Around two-thirds of Germans still consider Volkswagen a company that manufactures “outstanding” vehicles, even as the automaker is facing its biggest crisis in its 78-year history.
Volkswagen AG, the largest carmaker in Europe and the biggest in the world by sales after the first six months has been entrenched in a massive scandal since it admitted last month to have rigged US diesel emissions tests. The company lost around 30 percent of its market value as it also acknowledged it had used the illegal software in up to 11 million autos sold worldwide and last week announced it would recall 8.5 million affected cars within the European Union. But according to market research firm Prophet, sixty-five percent of Germans believed the scandal was overblown and the group can make excellent autos – the sample survey was done on 1,000 people. Six out of ten also didn’t foresee long term damage to the “Made in Germany” label and 63 percent also said in their opinion the issue would soon slip out of memory.
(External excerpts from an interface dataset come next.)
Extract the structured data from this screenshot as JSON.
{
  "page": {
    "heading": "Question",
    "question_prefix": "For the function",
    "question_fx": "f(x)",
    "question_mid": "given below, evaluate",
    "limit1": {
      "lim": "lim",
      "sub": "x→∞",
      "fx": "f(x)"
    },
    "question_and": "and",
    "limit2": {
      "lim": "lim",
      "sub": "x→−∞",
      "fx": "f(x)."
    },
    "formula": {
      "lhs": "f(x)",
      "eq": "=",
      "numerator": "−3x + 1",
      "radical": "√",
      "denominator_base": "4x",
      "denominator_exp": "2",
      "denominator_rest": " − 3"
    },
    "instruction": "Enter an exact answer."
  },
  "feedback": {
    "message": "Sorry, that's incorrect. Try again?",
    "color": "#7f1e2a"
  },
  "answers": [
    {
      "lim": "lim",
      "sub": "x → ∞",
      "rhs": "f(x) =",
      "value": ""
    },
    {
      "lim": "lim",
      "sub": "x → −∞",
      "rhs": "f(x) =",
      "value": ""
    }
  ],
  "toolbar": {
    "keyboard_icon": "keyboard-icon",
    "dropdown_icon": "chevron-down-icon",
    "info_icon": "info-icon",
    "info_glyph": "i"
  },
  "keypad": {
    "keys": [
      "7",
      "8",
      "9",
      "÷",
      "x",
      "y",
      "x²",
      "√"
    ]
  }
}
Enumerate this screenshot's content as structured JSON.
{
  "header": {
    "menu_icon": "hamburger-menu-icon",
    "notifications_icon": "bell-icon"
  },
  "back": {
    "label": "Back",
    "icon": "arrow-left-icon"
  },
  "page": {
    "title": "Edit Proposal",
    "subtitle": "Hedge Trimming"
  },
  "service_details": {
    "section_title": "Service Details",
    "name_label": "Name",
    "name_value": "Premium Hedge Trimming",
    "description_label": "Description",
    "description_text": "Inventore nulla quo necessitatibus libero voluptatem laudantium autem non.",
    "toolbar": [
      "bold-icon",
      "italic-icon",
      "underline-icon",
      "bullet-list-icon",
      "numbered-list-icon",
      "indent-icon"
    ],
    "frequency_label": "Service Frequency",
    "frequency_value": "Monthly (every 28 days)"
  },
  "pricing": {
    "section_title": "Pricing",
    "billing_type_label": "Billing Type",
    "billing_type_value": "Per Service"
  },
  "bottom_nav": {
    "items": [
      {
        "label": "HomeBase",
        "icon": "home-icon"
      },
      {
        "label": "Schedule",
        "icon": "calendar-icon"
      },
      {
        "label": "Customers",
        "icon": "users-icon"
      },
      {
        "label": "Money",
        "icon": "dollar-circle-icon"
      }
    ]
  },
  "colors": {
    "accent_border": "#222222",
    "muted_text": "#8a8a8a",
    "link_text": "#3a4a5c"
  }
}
Certain respondents did express a concern that VW’s scandal could affect other businesses connected to the country’s excellent reputation for engineering prowess and reliability. Germany is Europe’s largest economy and also the biggest auto market on the continent, with the automotive industry accounting for at least 750,000 jobs. Politicians from the lowest level up to Chancellor Angela Merkel have also rallied to support the crucial sector, claiming the actions of one company should not impact the general auto industry.